Make the copy match the entries below exactly, with no pictures carried over.

● ● ●

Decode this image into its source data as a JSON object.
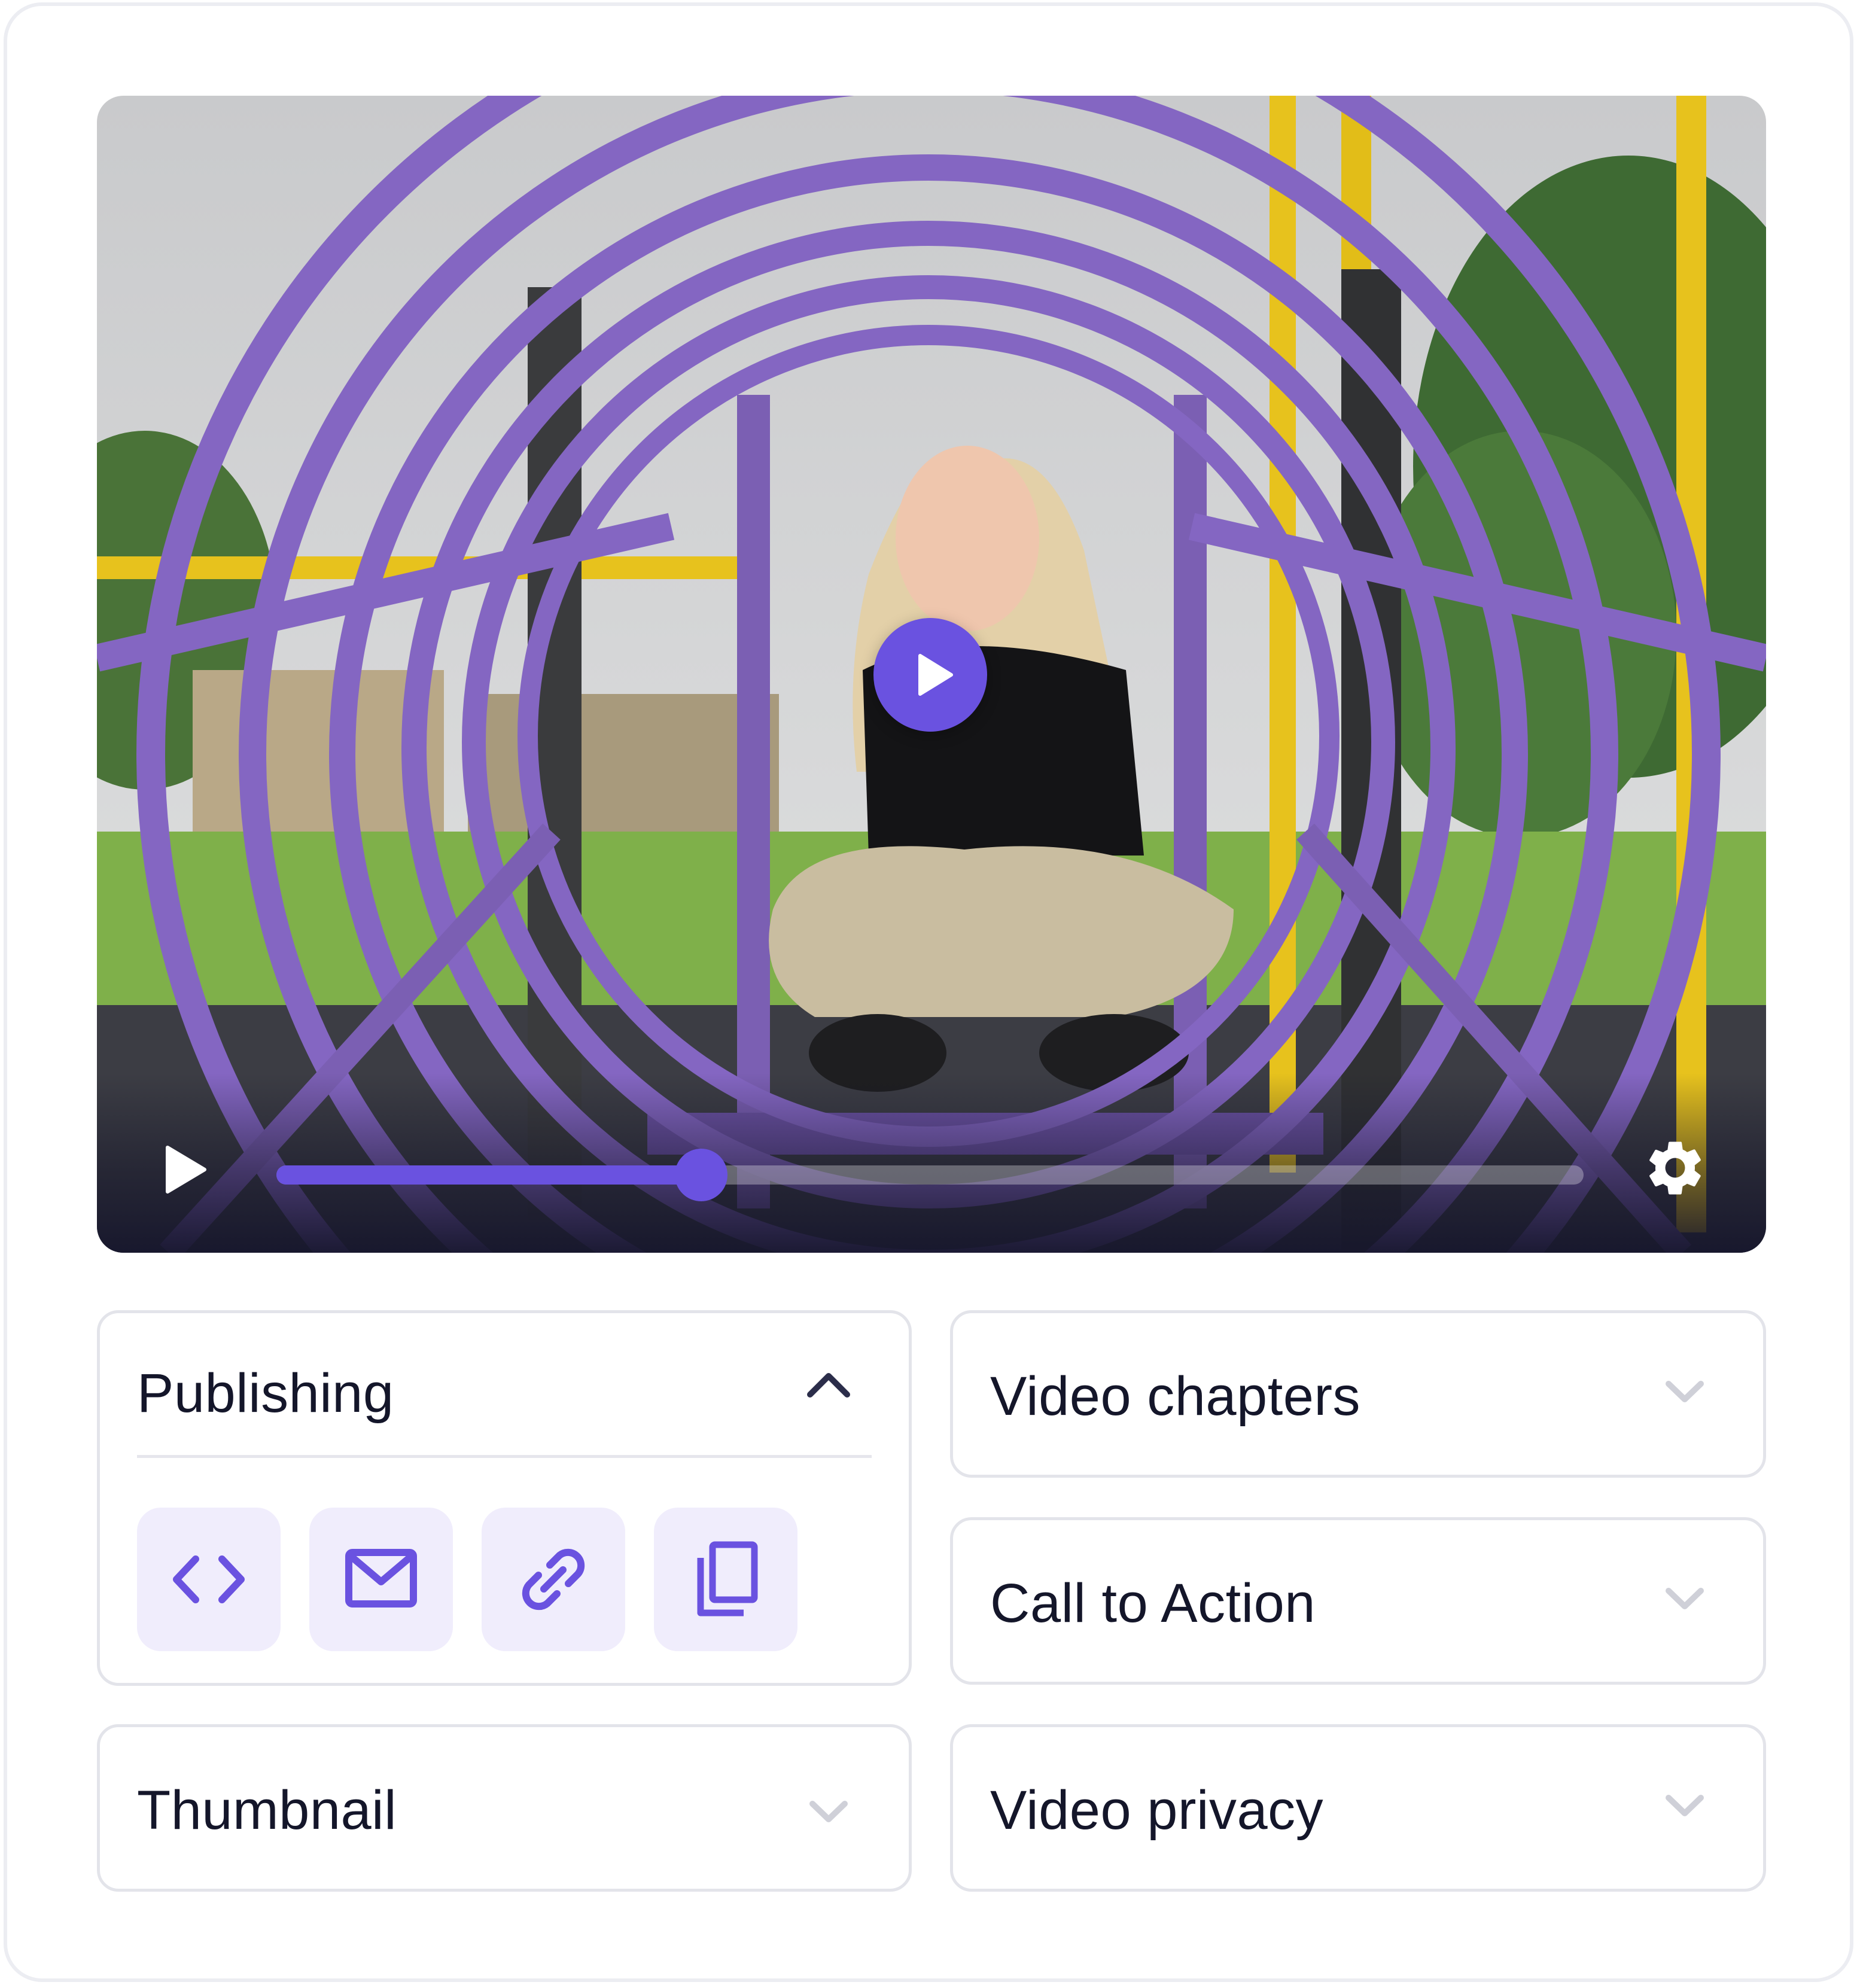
{
  "video": {
    "progress_fraction": 0.325,
    "accent_color": "#6a52e0",
    "icons": [
      "play-icon",
      "settings-gear-icon"
    ]
  },
  "panels": {
    "publishing": {
      "title": "Publishing",
      "expanded": true,
      "actions": [
        {
          "name": "embed-code",
          "icon": "code-brackets-icon"
        },
        {
          "name": "email",
          "icon": "envelope-icon"
        },
        {
          "name": "copy-link",
          "icon": "link-icon"
        },
        {
          "name": "copy",
          "icon": "copy-icon"
        }
      ]
    },
    "video_chapters": {
      "title": "Video chapters",
      "expanded": false
    },
    "call_to_action": {
      "title": "Call to Action",
      "expanded": false
    },
    "thumbnail": {
      "title": "Thumbnail",
      "expanded": false
    },
    "video_privacy": {
      "title": "Video privacy",
      "expanded": false
    }
  }
}
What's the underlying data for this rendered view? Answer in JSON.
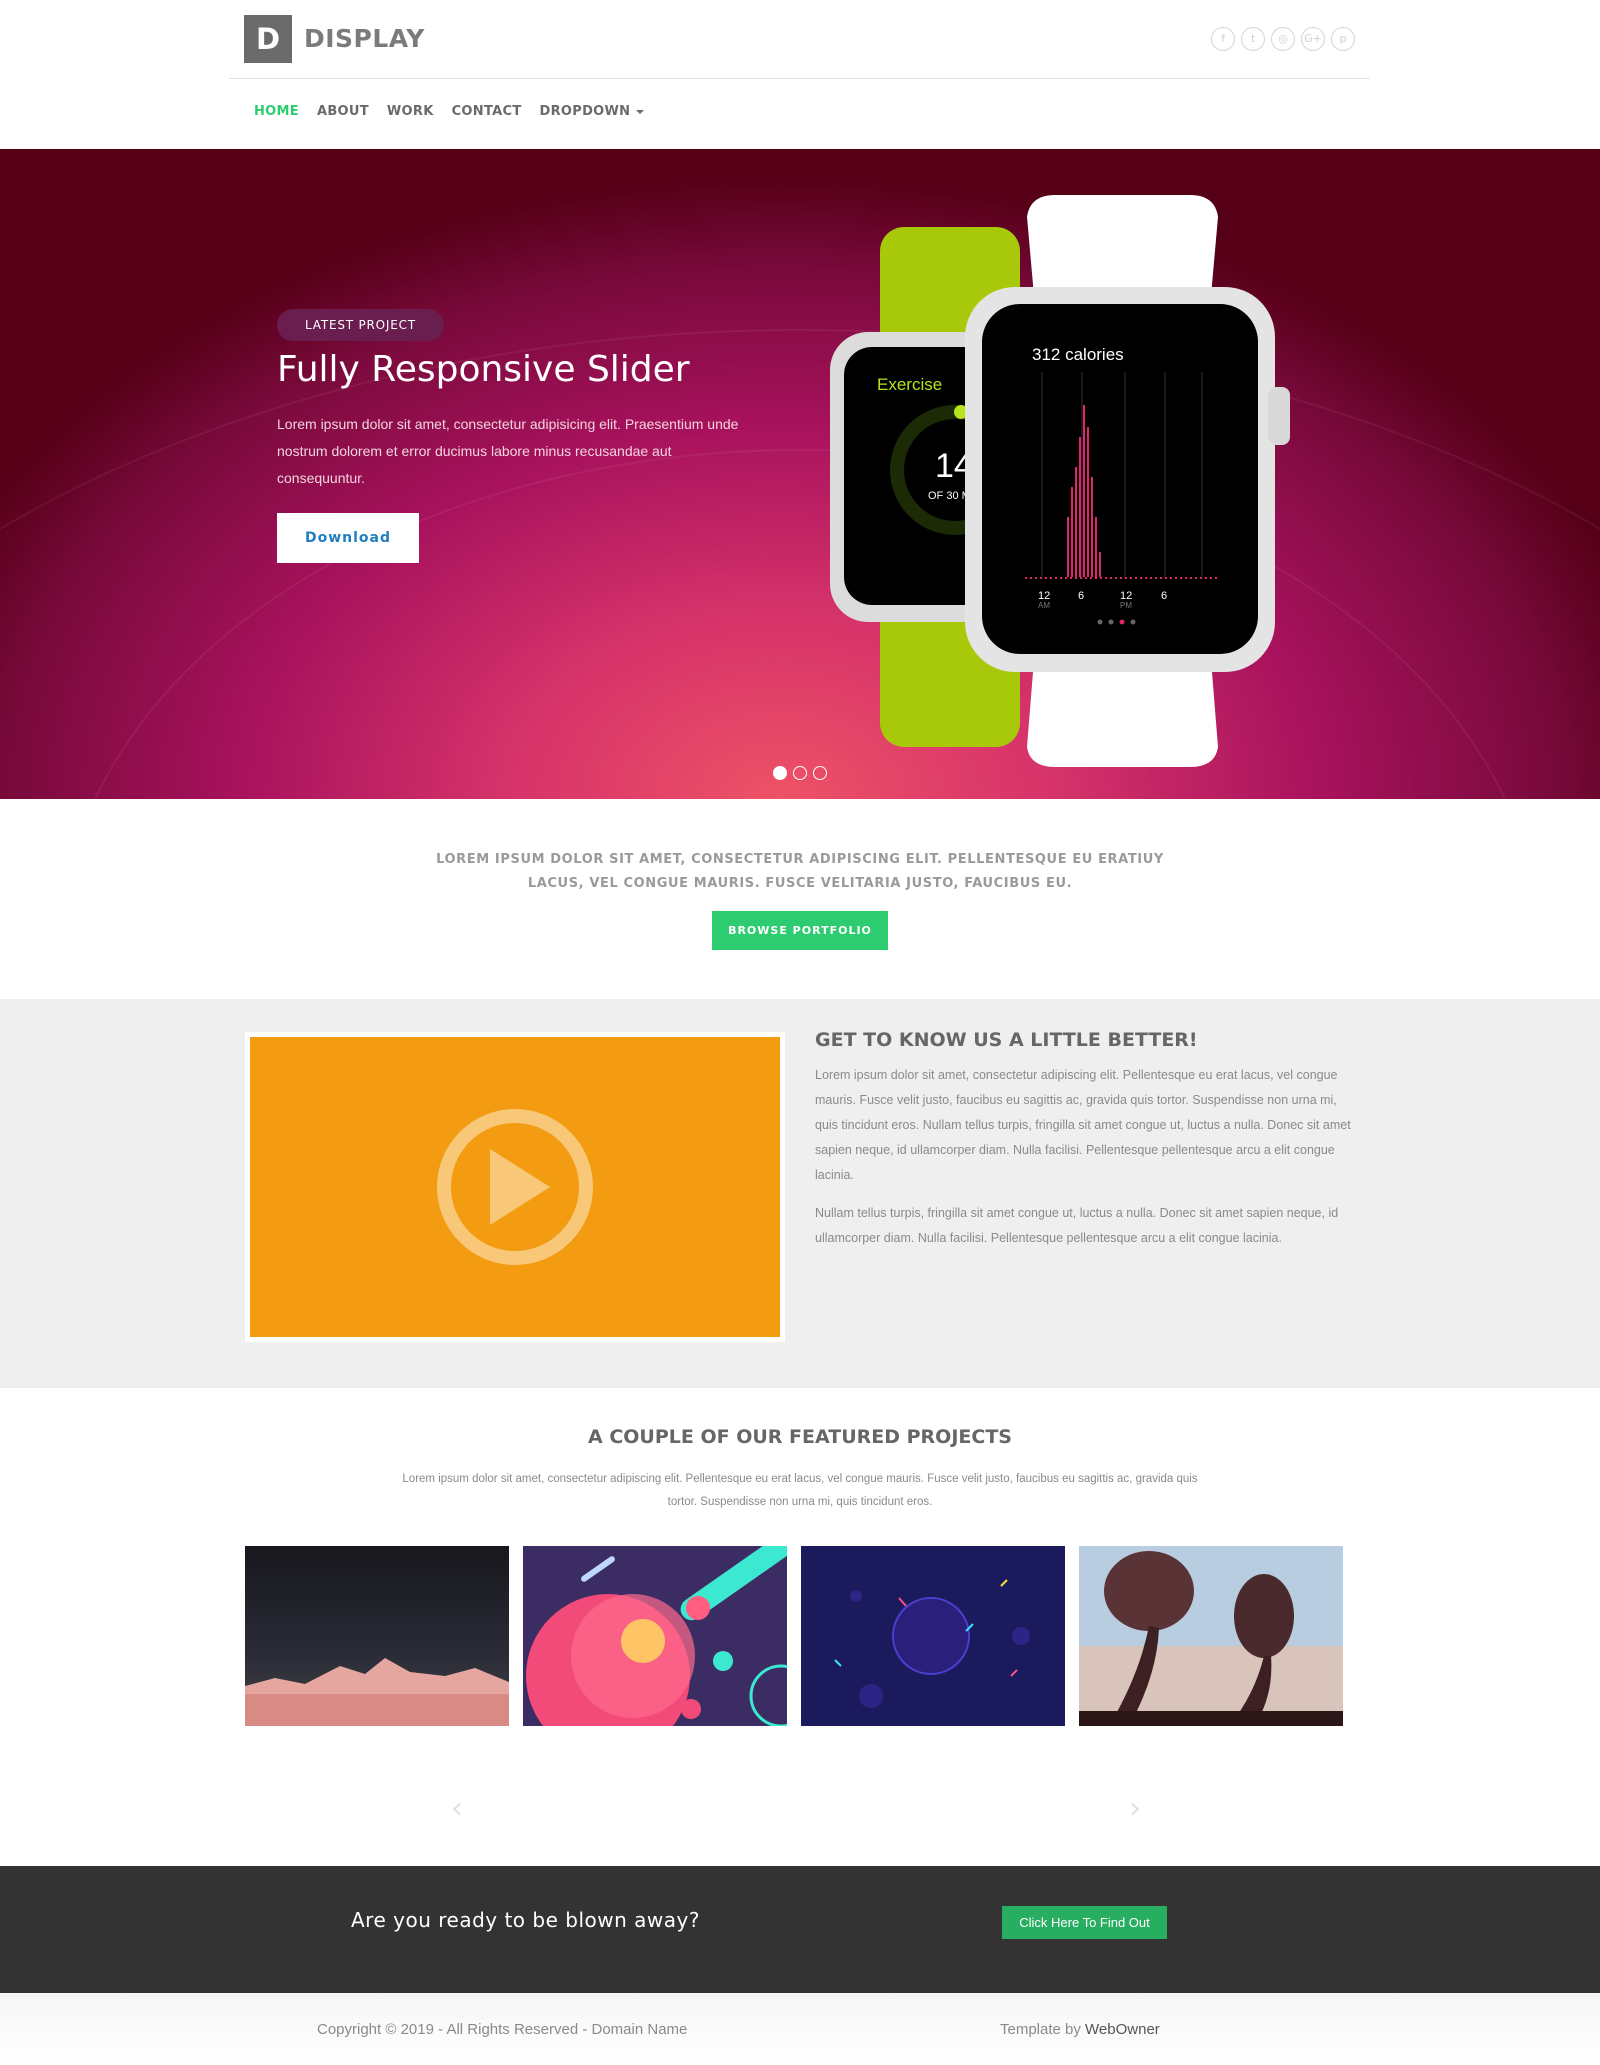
{
  "header": {
    "logo_letter": "D",
    "logo_text": "DISPLAY",
    "social": [
      {
        "icon": "facebook-icon",
        "glyph": "f"
      },
      {
        "icon": "twitter-icon",
        "glyph": "t"
      },
      {
        "icon": "instagram-icon",
        "glyph": "◎"
      },
      {
        "icon": "google-plus-icon",
        "glyph": "G+"
      },
      {
        "icon": "pinterest-icon",
        "glyph": "p"
      }
    ],
    "nav": [
      "HOME",
      "ABOUT",
      "WORK",
      "CONTACT",
      "DROPDOWN"
    ],
    "active_nav": "HOME"
  },
  "hero": {
    "badge": "LATEST PROJECT",
    "title": "Fully Responsive Slider",
    "text": "Lorem ipsum dolor sit amet, consectetur adipisicing elit. Praesentium unde nostrum dolorem et error ducimus labore minus recusandae aut consequuntur.",
    "button": "Download",
    "slide_count": 3,
    "active_slide": 1,
    "watch_left": {
      "label": "Exercise",
      "value": "14",
      "sub": "OF 30 M"
    },
    "watch_right": {
      "label": "312 calories",
      "ticks": [
        "12",
        "6",
        "12",
        "6"
      ],
      "tick_subs": [
        "AM",
        "",
        "PM",
        ""
      ]
    }
  },
  "intro": {
    "text": "LOREM IPSUM DOLOR SIT AMET, CONSECTETUR ADIPISCING ELIT. PELLENTESQUE EU ERATIUY LACUS, VEL CONGUE MAURIS. FUSCE VELITARIA JUSTO, FAUCIBUS EU.",
    "button": "BROWSE PORTFOLIO"
  },
  "about": {
    "title": "GET TO KNOW US A LITTLE BETTER!",
    "p1": "Lorem ipsum dolor sit amet, consectetur adipiscing elit. Pellentesque eu erat lacus, vel congue mauris. Fusce velit justo, faucibus eu sagittis ac, gravida quis tortor. Suspendisse non urna mi, quis tincidunt eros. Nullam tellus turpis, fringilla sit amet congue ut, luctus a nulla. Donec sit amet sapien neque, id ullamcorper diam. Nulla facilisi. Pellentesque pellentesque arcu a elit congue lacinia.",
    "p2": "Nullam tellus turpis, fringilla sit amet congue ut, luctus a nulla. Donec sit amet sapien neque, id ullamcorper diam. Nulla facilisi. Pellentesque pellentesque arcu a elit congue lacinia."
  },
  "featured": {
    "title": "A COUPLE OF OUR FEATURED PROJECTS",
    "text": "Lorem ipsum dolor sit amet, consectetur adipiscing elit. Pellentesque eu erat lacus, vel congue mauris. Fusce velit justo, faucibus eu sagittis ac, gravida quis tortor. Suspendisse non urna mi, quis tincidunt eros."
  },
  "cta": {
    "text": "Are you ready to be blown away?",
    "button": "Click Here To Find Out"
  },
  "footer": {
    "copyright": "Copyright © 2019 - All Rights Reserved - Domain Name",
    "credit_prefix": "Template by ",
    "credit_name": "WebOwner"
  },
  "colors": {
    "accent": "#2ecc71",
    "hero_dark": "#7a0a3c",
    "video_bg": "#f39c12",
    "cta_bg": "#333333"
  }
}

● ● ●

** SOLUTION FOR THIS EXERCISE **
Decode this image into its source data as a JSON object.
{
  "video": {
    "progress_fraction": 0.325,
    "accent_color": "#6a52e0",
    "icons": [
      "play-icon",
      "settings-gear-icon"
    ]
  },
  "panels": {
    "publishing": {
      "title": "Publishing",
      "expanded": true,
      "actions": [
        {
          "name": "embed-code",
          "icon": "code-brackets-icon"
        },
        {
          "name": "email",
          "icon": "envelope-icon"
        },
        {
          "name": "copy-link",
          "icon": "link-icon"
        },
        {
          "name": "copy",
          "icon": "copy-icon"
        }
      ]
    },
    "video_chapters": {
      "title": "Video chapters",
      "expanded": false
    },
    "call_to_action": {
      "title": "Call to Action",
      "expanded": false
    },
    "thumbnail": {
      "title": "Thumbnail",
      "expanded": false
    },
    "video_privacy": {
      "title": "Video privacy",
      "expanded": false
    }
  }
}
What's the underlying data for this rendered view? Answer in JSON.
{
  "header": {
    "logo_letter": "D",
    "logo_text": "DISPLAY",
    "social": [
      {
        "icon": "facebook-icon",
        "glyph": "f"
      },
      {
        "icon": "twitter-icon",
        "glyph": "t"
      },
      {
        "icon": "instagram-icon",
        "glyph": "◎"
      },
      {
        "icon": "google-plus-icon",
        "glyph": "G+"
      },
      {
        "icon": "pinterest-icon",
        "glyph": "p"
      }
    ],
    "nav": [
      "HOME",
      "ABOUT",
      "WORK",
      "CONTACT",
      "DROPDOWN"
    ],
    "active_nav": "HOME"
  },
  "hero": {
    "badge": "LATEST PROJECT",
    "title": "Fully Responsive Slider",
    "text": "Lorem ipsum dolor sit amet, consectetur adipisicing elit. Praesentium unde nostrum dolorem et error ducimus labore minus recusandae aut consequuntur.",
    "button": "Download",
    "slide_count": 3,
    "active_slide": 1,
    "watch_left": {
      "label": "Exercise",
      "value": "14",
      "sub": "OF 30 M"
    },
    "watch_right": {
      "label": "312 calories",
      "ticks": [
        "12",
        "6",
        "12",
        "6"
      ],
      "tick_subs": [
        "AM",
        "",
        "PM",
        ""
      ]
    }
  },
  "intro": {
    "text": "LOREM IPSUM DOLOR SIT AMET, CONSECTETUR ADIPISCING ELIT. PELLENTESQUE EU ERATIUY LACUS, VEL CONGUE MAURIS. FUSCE VELITARIA JUSTO, FAUCIBUS EU.",
    "button": "BROWSE PORTFOLIO"
  },
  "about": {
    "title": "GET TO KNOW US A LITTLE BETTER!",
    "p1": "Lorem ipsum dolor sit amet, consectetur adipiscing elit. Pellentesque eu erat lacus, vel congue mauris. Fusce velit justo, faucibus eu sagittis ac, gravida quis tortor. Suspendisse non urna mi, quis tincidunt eros. Nullam tellus turpis, fringilla sit amet congue ut, luctus a nulla. Donec sit amet sapien neque, id ullamcorper diam. Nulla facilisi. Pellentesque pellentesque arcu a elit congue lacinia.",
    "p2": "Nullam tellus turpis, fringilla sit amet congue ut, luctus a nulla. Donec sit amet sapien neque, id ullamcorper diam. Nulla facilisi. Pellentesque pellentesque arcu a elit congue lacinia."
  },
  "featured": {
    "title": "A COUPLE OF OUR FEATURED PROJECTS",
    "text": "Lorem ipsum dolor sit amet, consectetur adipiscing elit. Pellentesque eu erat lacus, vel congue mauris. Fusce velit justo, faucibus eu sagittis ac, gravida quis tortor. Suspendisse non urna mi, quis tincidunt eros."
  },
  "cta": {
    "text": "Are you ready to be blown away?",
    "button": "Click Here To Find Out"
  },
  "footer": {
    "copyright": "Copyright © 2019 - All Rights Reserved - Domain Name",
    "credit_prefix": "Template by ",
    "credit_name": "WebOwner"
  },
  "colors": {
    "accent": "#2ecc71",
    "hero_dark": "#7a0a3c",
    "video_bg": "#f39c12",
    "cta_bg": "#333333"
  }
}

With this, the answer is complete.